Ruth Tulving describes how her love of the poems of Marie Under led to a series of large acrylic paintings:
At one point in my early career as a painter I became an enthusiastic reader of poetry by the well-known Estonian poetess, Marie Under. I found her way of seeing the world highly stimulating, and admired the way her mind worked. Her poetry is like a painting in itself. I was tempted to paint some of her poems the way I saw them, to try to translate the emotion of words into a similar statement of color composition.
I do not know if the readers of Under’s poetry have ever fully noticed how truly colorful it is. How in each single poem one can find countless variations of color, nuances of tone beside immense chords of full color blasts, that right away are tempered by half tones. There is a feeling that the colors are directly felt, not just seen and hinted at.
As I started to prepare my work, it came as a big surprise to me to discover this overabundance of color and a cultivated “painterliness” in Marie Under’s work.Being inspired by that I methodically analyzed her seven first poems in her Collected Works (as published in Stockholm, 1958, by Vaba Eesti Publisher).
There were in total 108 lines that I examined. In these lines there were directly named 31 colors like red, pink, blue, turquoise; in addition to these colors in the seven poems as well as in other verses by her, certain adjectives were used next to the color, that give the mentioned color right away a different shading, like flashing, glittering, gleaming, beaming, sparkling, kindling, dimming, darkening; then bright, hazy, golden, murky. In addition to these descriptions, Marie Under uses certain nouns that have a fixed color connotation, as in blood, snow, fire, sky, sea, milk, earth, and so on and so on…
For a painter this type of poetry was truly inspiring: in addition to the subject matter and rhythm of the words, also this rich and varying play of color!

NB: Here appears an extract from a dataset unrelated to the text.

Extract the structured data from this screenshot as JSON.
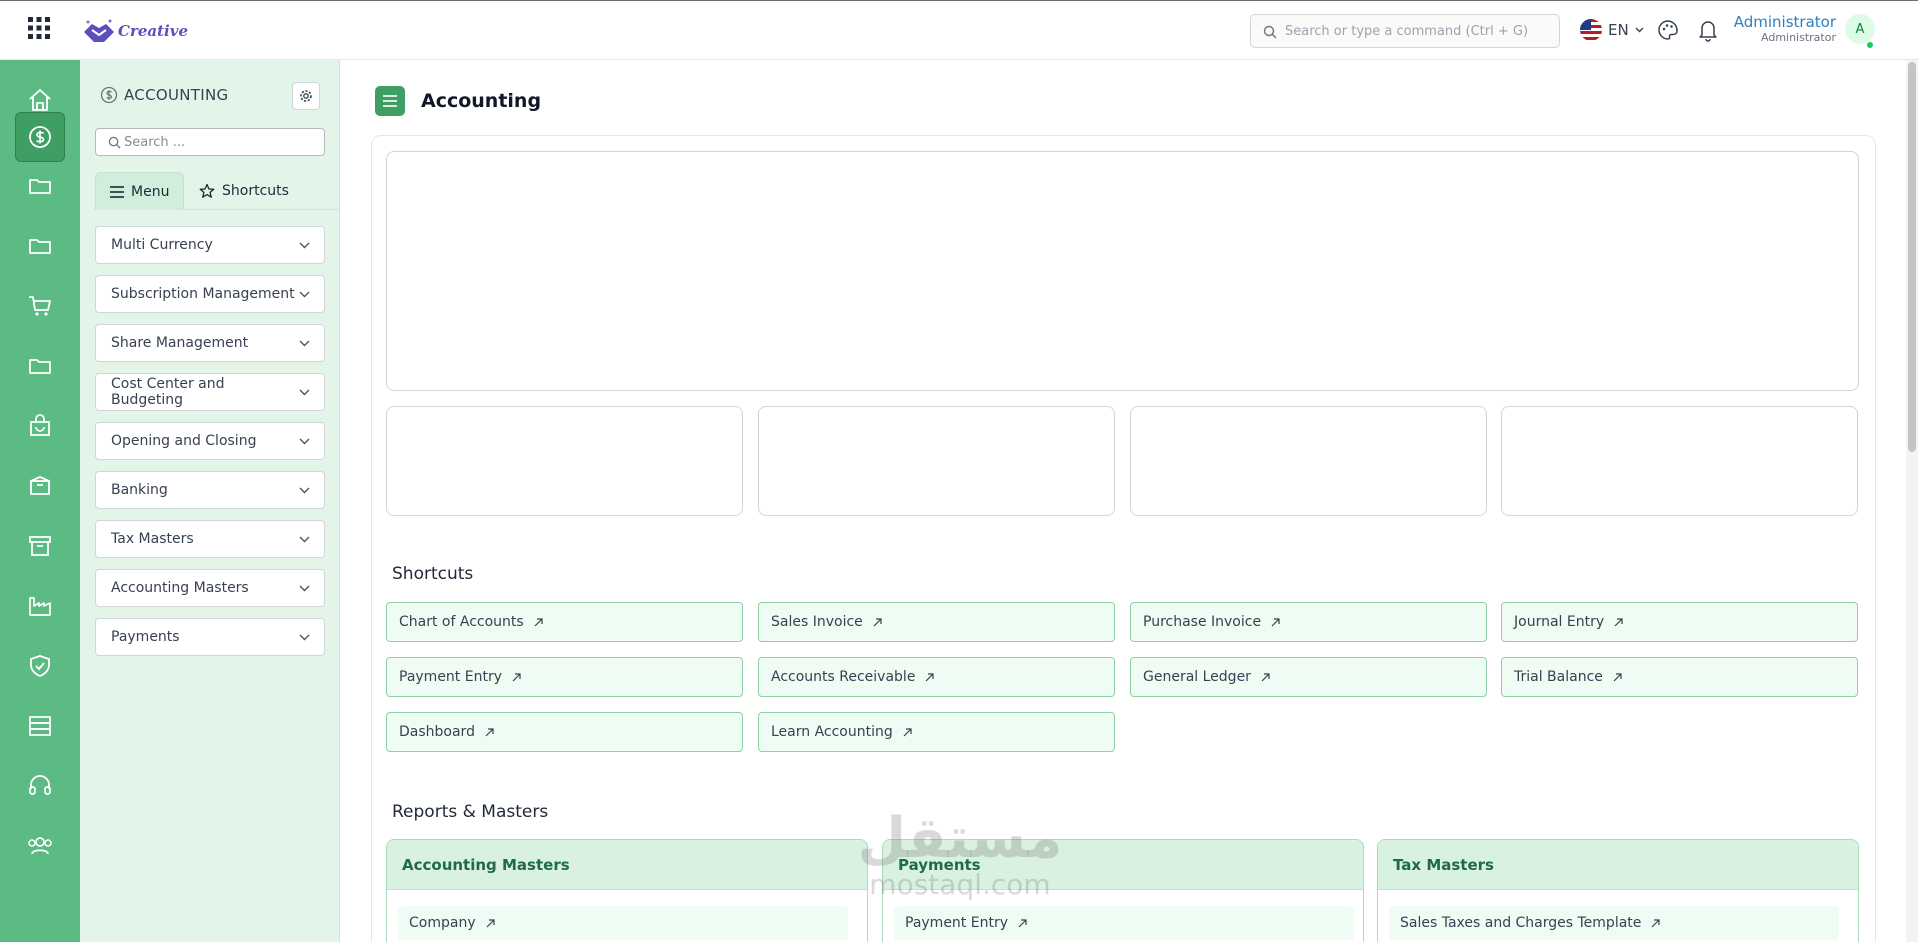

The task left to me was to find a compositional solution that would be independent and not an illustration.